Provided material>
*** Block opens ***

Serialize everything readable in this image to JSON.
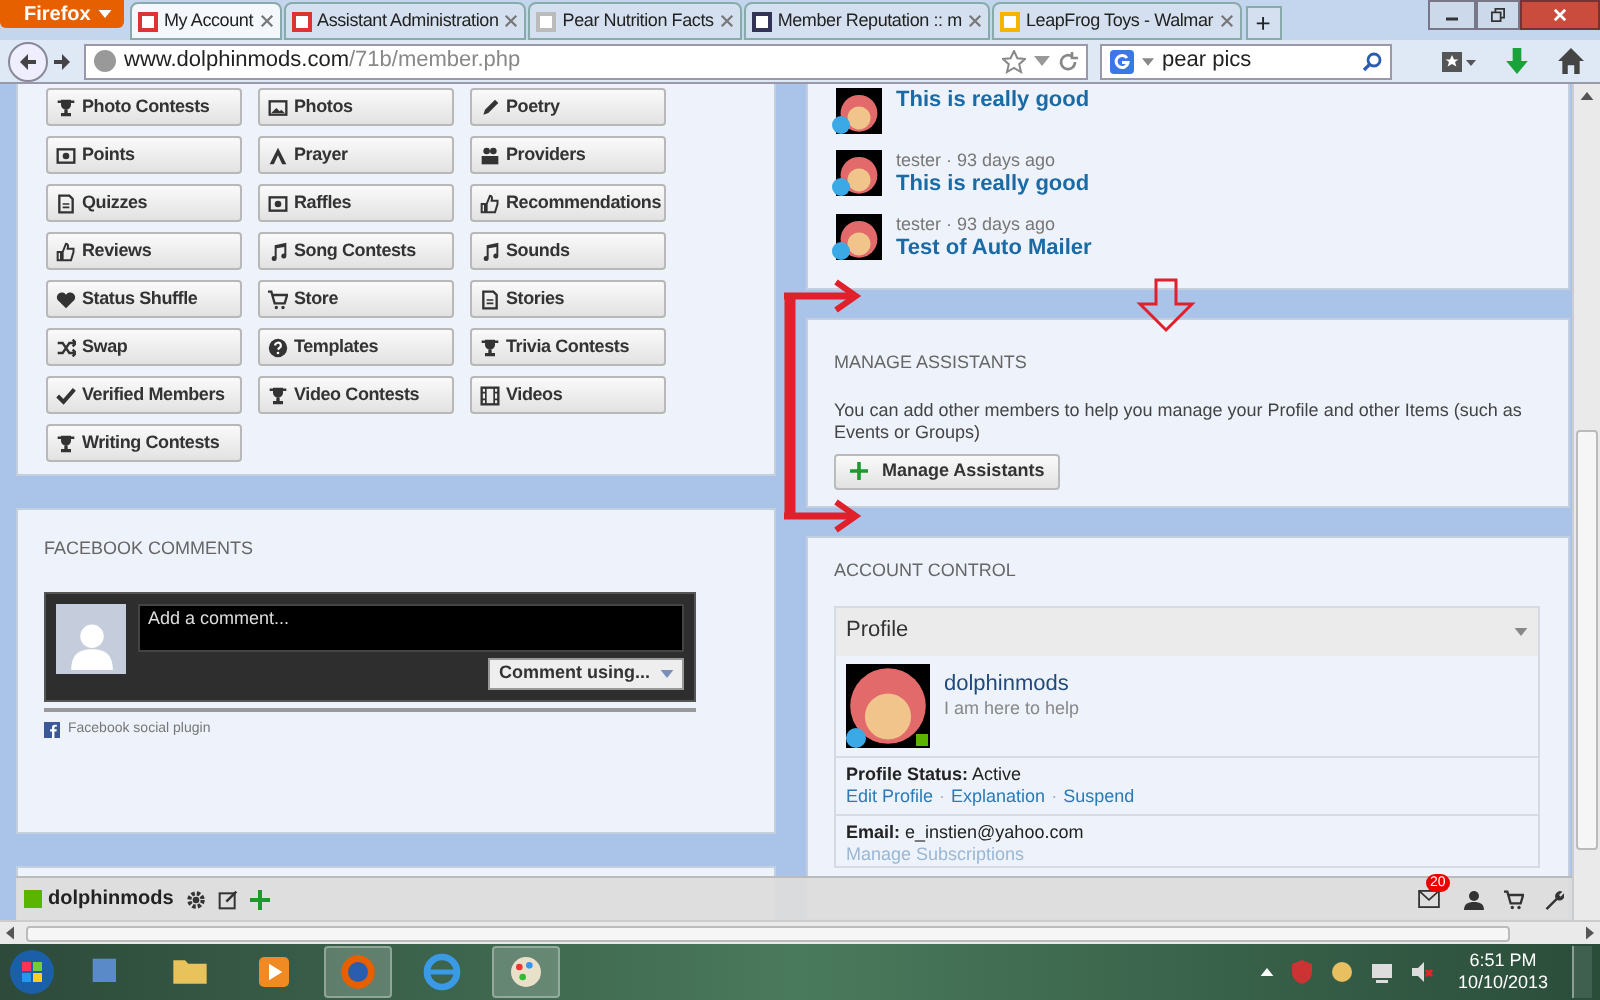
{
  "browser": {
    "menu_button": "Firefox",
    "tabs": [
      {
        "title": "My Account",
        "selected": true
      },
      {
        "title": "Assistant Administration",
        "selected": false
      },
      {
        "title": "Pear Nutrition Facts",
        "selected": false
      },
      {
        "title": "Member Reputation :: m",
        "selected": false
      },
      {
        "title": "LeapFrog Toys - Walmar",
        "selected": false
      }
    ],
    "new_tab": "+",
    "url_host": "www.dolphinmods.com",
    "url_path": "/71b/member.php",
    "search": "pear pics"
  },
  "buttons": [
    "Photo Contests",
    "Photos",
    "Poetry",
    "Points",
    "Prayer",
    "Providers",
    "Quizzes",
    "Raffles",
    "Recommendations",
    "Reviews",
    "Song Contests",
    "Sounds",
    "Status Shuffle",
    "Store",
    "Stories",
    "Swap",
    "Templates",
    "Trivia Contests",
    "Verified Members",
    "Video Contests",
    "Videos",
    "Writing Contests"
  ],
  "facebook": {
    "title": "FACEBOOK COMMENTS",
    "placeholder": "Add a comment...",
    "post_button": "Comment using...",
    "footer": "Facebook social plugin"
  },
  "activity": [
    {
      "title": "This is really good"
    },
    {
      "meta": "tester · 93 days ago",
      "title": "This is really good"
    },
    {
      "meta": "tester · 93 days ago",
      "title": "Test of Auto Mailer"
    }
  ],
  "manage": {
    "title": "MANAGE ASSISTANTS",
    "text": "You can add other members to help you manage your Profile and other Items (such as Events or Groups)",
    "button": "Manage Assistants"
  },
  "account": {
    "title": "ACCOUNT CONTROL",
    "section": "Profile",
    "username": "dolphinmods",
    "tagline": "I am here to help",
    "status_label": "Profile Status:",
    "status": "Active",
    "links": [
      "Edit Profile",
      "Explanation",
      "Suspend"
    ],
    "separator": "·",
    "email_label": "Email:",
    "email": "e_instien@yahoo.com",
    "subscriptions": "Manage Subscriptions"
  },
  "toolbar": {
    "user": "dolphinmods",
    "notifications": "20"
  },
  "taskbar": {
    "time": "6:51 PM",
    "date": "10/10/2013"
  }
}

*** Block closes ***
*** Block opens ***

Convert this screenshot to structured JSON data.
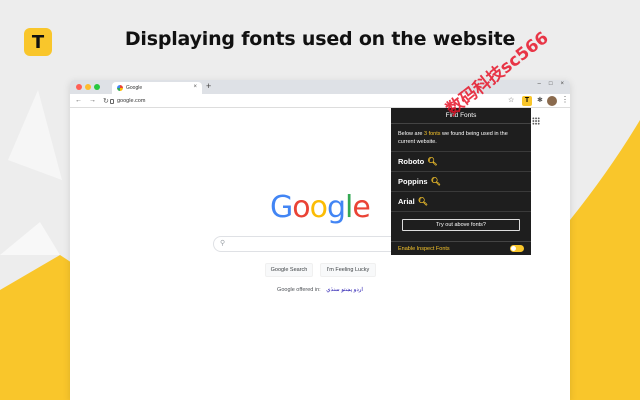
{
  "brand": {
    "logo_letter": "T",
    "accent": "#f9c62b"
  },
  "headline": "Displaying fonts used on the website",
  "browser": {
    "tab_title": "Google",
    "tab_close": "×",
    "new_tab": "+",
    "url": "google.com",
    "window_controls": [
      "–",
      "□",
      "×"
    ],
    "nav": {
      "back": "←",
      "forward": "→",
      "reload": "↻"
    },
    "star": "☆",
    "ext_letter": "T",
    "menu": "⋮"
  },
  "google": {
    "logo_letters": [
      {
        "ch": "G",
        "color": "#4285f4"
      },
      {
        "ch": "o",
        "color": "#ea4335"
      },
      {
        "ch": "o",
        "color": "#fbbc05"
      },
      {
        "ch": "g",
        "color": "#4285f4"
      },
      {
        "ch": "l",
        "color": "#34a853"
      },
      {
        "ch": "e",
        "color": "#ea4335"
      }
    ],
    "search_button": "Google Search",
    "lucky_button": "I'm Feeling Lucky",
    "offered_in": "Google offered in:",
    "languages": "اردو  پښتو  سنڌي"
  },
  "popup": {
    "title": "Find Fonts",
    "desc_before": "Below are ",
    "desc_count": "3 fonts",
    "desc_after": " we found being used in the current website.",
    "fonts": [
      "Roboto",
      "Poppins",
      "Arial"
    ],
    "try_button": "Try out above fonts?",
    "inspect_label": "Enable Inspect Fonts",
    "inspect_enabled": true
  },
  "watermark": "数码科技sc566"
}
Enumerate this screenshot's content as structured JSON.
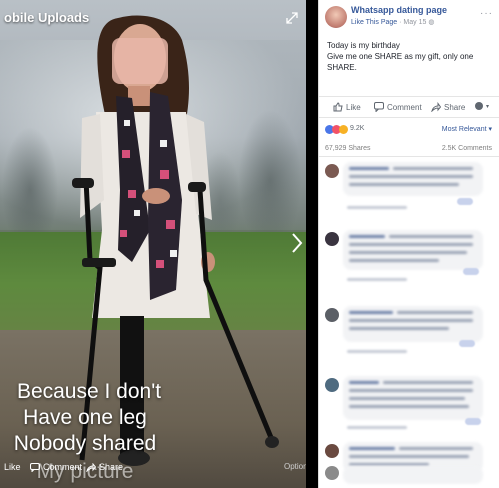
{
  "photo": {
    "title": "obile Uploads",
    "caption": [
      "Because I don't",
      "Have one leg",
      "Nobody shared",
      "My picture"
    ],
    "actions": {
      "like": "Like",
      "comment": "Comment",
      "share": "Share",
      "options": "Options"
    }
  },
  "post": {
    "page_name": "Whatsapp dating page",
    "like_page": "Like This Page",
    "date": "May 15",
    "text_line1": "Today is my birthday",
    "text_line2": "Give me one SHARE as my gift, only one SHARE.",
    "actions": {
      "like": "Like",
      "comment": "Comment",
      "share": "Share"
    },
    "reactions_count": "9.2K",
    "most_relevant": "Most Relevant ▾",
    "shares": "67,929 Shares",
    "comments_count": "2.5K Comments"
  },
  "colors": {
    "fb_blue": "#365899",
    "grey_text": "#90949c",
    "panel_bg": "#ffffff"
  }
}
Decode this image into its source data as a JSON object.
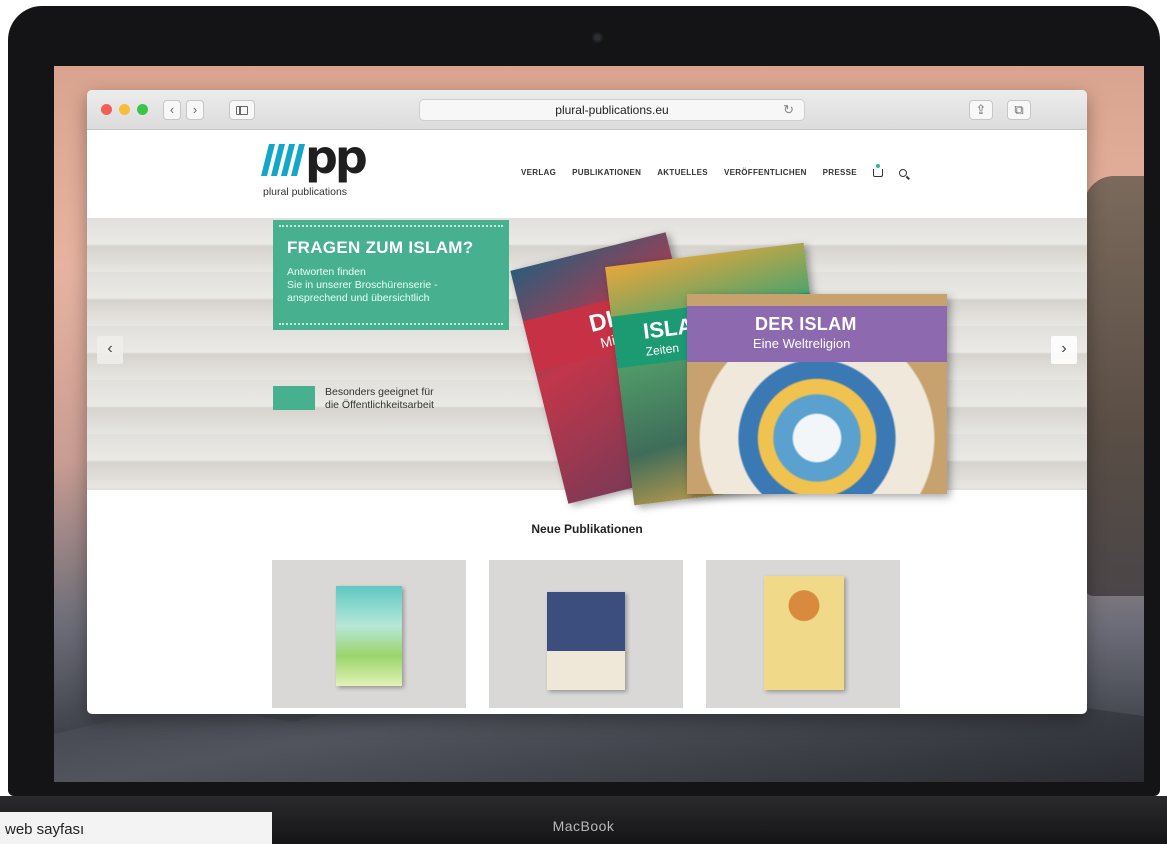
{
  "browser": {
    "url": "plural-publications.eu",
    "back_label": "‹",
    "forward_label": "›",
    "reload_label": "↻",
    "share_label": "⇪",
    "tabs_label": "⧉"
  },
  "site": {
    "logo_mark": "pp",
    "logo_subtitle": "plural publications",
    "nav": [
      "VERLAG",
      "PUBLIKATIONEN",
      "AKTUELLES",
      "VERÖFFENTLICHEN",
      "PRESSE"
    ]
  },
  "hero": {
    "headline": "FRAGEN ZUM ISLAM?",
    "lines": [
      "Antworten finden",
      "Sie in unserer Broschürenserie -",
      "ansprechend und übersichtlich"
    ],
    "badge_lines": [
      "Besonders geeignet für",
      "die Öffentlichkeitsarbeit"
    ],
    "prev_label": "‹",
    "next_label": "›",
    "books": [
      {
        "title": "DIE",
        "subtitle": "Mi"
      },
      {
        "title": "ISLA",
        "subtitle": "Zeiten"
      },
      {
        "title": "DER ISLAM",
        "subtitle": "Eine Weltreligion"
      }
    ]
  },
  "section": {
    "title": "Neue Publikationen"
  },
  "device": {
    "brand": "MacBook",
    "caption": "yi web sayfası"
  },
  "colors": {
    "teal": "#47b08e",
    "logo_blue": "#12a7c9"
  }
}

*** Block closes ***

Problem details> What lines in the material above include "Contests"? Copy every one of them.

Problem solution>
    "Photo Contests",
    "Song Contests",
    "Trivia Contests",
    "Video Contests",
    "Writing Contests"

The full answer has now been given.